"One of the United States' top judges said in an interview broadcast in Britain on Tuesday that interrogators can inflict pain to obtain critical information about an imminent terrorist threat."
Yes, the above is a MAJOR story today (featured on AOL), even though what Scalia said is perfectly obvious. If there is an IMMINENT terrorist attack in process, you have to do what is necessary to stop it. All Scalia was saying is what Bill Clinton had said before him: you can't worry about "torture" when the fate of thousands of people is at stake.
Remember "Dirty Harry"? The Clint Eastwood character was faced with a bad guy who had buried a girl undergrond WITH A LIMITED AMOUNT OF AIR. Harry shot the guy in the arm or leg. He then STEPPED ON the injured member ("tortured" the guy) until he told where the girl was buried. I never had a problem with that.
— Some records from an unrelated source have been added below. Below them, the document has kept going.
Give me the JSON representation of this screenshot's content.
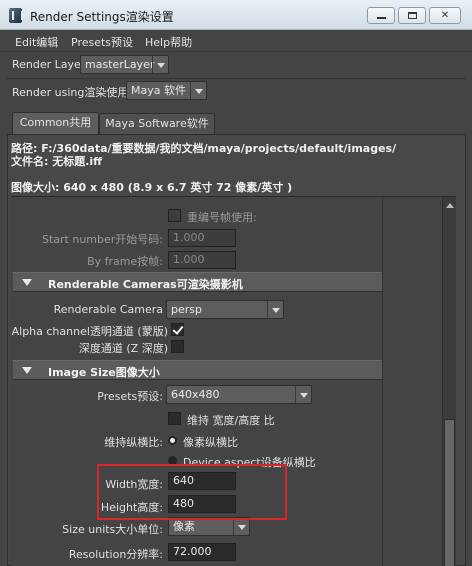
{
  "window": {
    "title": "Render Settings渲染设置",
    "min_symbol": "",
    "max_symbol": "",
    "close_symbol": "✕"
  },
  "menu": [
    "Edit编辑",
    "Presets预设",
    "Help帮助"
  ],
  "render_layer": {
    "label": "Render Layer",
    "value": "masterLayer"
  },
  "render_using": {
    "label": "Render using渲染使用:",
    "value": "Maya 软件"
  },
  "tabs": [
    {
      "label": "Common共用",
      "active": true
    },
    {
      "label": "Maya Software软件",
      "active": false
    }
  ],
  "info": {
    "path": "路径: F:/360data/重要数据/我的文档/maya/projects/default/images/",
    "filename": "文件名: 无标题.iff",
    "image_size": "图像大小: 640 x 480 (8.9 x 6.7 英寸 72 像素/英寸 )"
  },
  "frame_padding": {
    "label": "重编号帧使用:",
    "checked": false
  },
  "start_number": {
    "label": "Start number开始号码:",
    "value": "1.000"
  },
  "by_frame": {
    "label": "By frame按帧:",
    "value": "1.000"
  },
  "cameras_section": {
    "title": "Renderable Cameras可渲染摄影机"
  },
  "renderable_camera": {
    "label": "Renderable Camera",
    "value": "persp"
  },
  "alpha_channel": {
    "label": "Alpha channel透明通道 (蒙版)",
    "checked": true
  },
  "depth_channel": {
    "label": "深度通道 (Z 深度)",
    "checked": false
  },
  "image_size_section": {
    "title": "Image Size图像大小"
  },
  "presets": {
    "label": "Presets预设:",
    "value": "640x480"
  },
  "maintain_ratio": {
    "label": "维持 宽度/高度 比",
    "checked": false
  },
  "maintain_ratio_by": {
    "label": "维持纵横比:"
  },
  "pixel_aspect": {
    "label": "像素纵横比",
    "selected": true
  },
  "device_aspect": {
    "label": "Device aspect设备纵横比",
    "selected": false
  },
  "width": {
    "label": "Width宽度:",
    "value": "640"
  },
  "height": {
    "label": "Height高度:",
    "value": "480"
  },
  "size_units": {
    "label": "Size units大小单位:",
    "value": "像素"
  },
  "resolution": {
    "label": "Resolution分辨率:",
    "value": "72.000"
  },
  "colors": {
    "highlight": "#d9262b",
    "panel": "#444444"
  }
}
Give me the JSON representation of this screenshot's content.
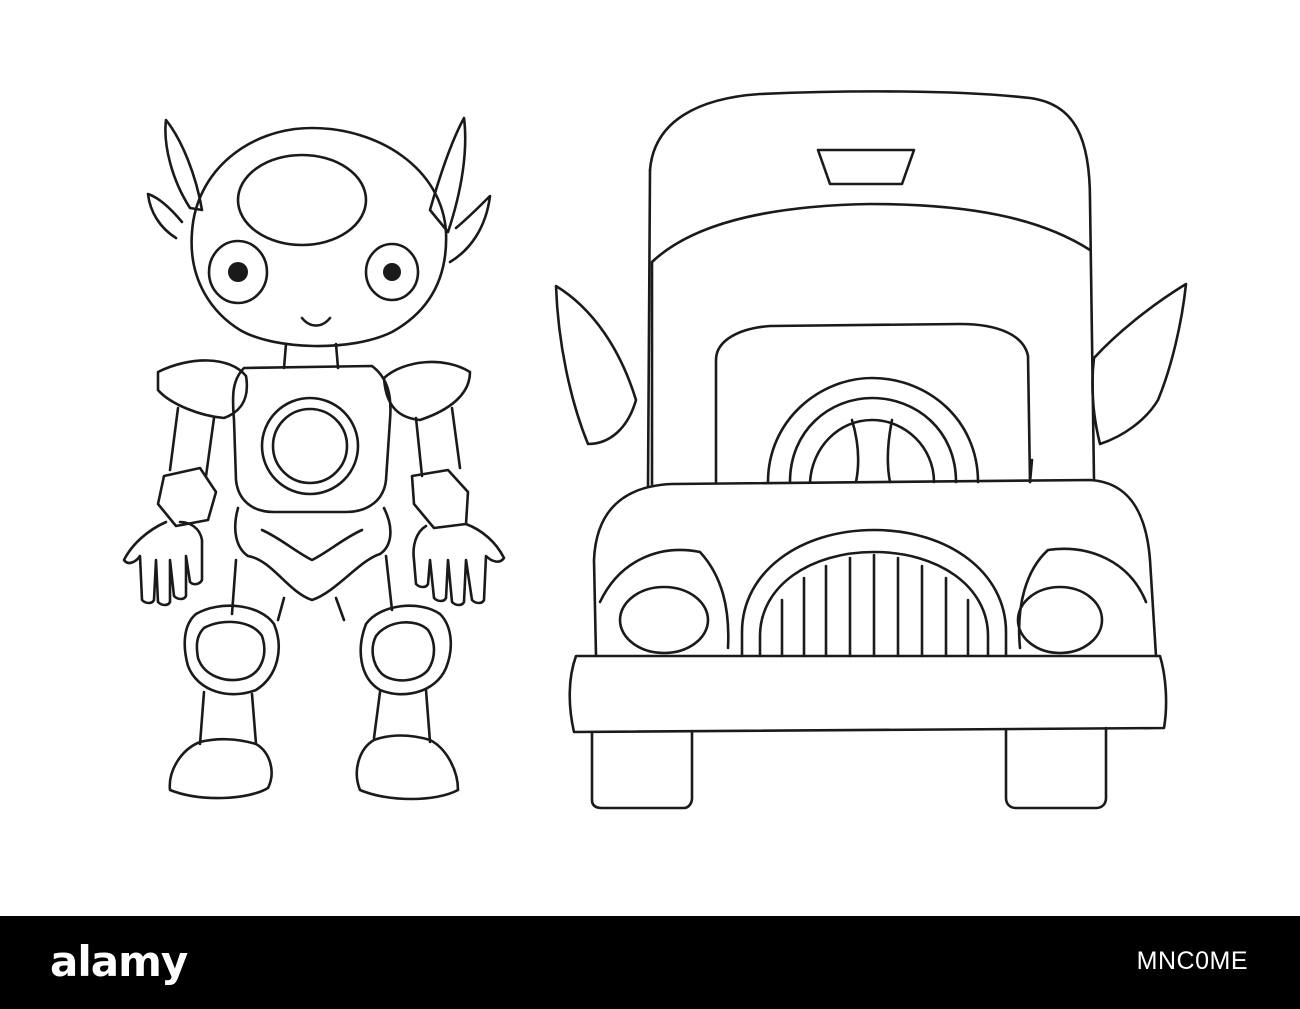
{
  "illustration": {
    "subjects": [
      "robot-figure",
      "truck-front"
    ],
    "line_color": "#1a1a1a",
    "background_color": "#ffffff"
  },
  "watermark": {
    "logo_text": "alamy",
    "image_code": "MNC0ME",
    "bar_color": "#000000",
    "text_color": "#ffffff"
  }
}
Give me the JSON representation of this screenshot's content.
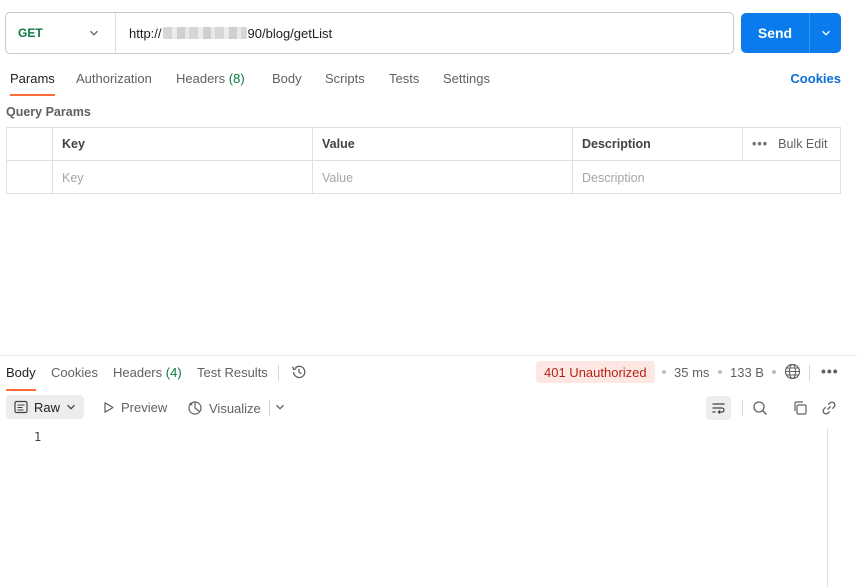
{
  "request": {
    "method": "GET",
    "url_prefix": "http://",
    "url_suffix": "90/blog/getList",
    "send_label": "Send"
  },
  "request_tabs": [
    {
      "label": "Params",
      "count": ""
    },
    {
      "label": "Authorization",
      "count": ""
    },
    {
      "label": "Headers",
      "count": "(8)"
    },
    {
      "label": "Body",
      "count": ""
    },
    {
      "label": "Scripts",
      "count": ""
    },
    {
      "label": "Tests",
      "count": ""
    },
    {
      "label": "Settings",
      "count": ""
    }
  ],
  "cookies_link": "Cookies",
  "query_params": {
    "title": "Query Params",
    "headers": {
      "key": "Key",
      "value": "Value",
      "description": "Description",
      "bulk_edit": "Bulk Edit"
    },
    "placeholders": {
      "key": "Key",
      "value": "Value",
      "description": "Description"
    }
  },
  "response_tabs": [
    {
      "label": "Body",
      "count": ""
    },
    {
      "label": "Cookies",
      "count": ""
    },
    {
      "label": "Headers",
      "count": "(4)"
    },
    {
      "label": "Test Results",
      "count": ""
    }
  ],
  "response_meta": {
    "status": "401 Unauthorized",
    "time": "35 ms",
    "size": "133 B"
  },
  "format_bar": {
    "raw_label": "Raw",
    "preview_label": "Preview",
    "visualize_label": "Visualize"
  },
  "editor": {
    "line_numbers": [
      "1"
    ]
  },
  "colors": {
    "accent": "#ff6c37",
    "send_blue": "#097bed",
    "method_green": "#0b7a3e",
    "status_error_bg": "#fde7e3",
    "status_error_fg": "#b42318"
  }
}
Think of how much WORSE it owould be for there to be a "ticking" nuclear device hidden in New York City scheduled to be detonated in an hour. In that extreme circumstance, I would do what I had to do (if I were in a position to get information to stop it). That is what is so insane about this Democratic attempt to PERSECUTE/PROSECUTE people who conducted waterboarding after 9/11 (a technique which produces no real pain and no permanent danger). For people trying to protect this country, THIS IS NOT A GAME.
What I think is a mistake is to issue "guidelines" or formal opinions as to when "torture" can be used (or, say, waterboarding, which I don't quite regard as torture, since the point of waterboarding is not to inflict pain). There is an old saying: "Hard cases make bad law". You smply don't want to make a gneral "policy" endorsing "torture". It is a bad precedent to set. However, in extreme circustances there is just no way to argue with Justice Scalia. You do what you have to do to save lives.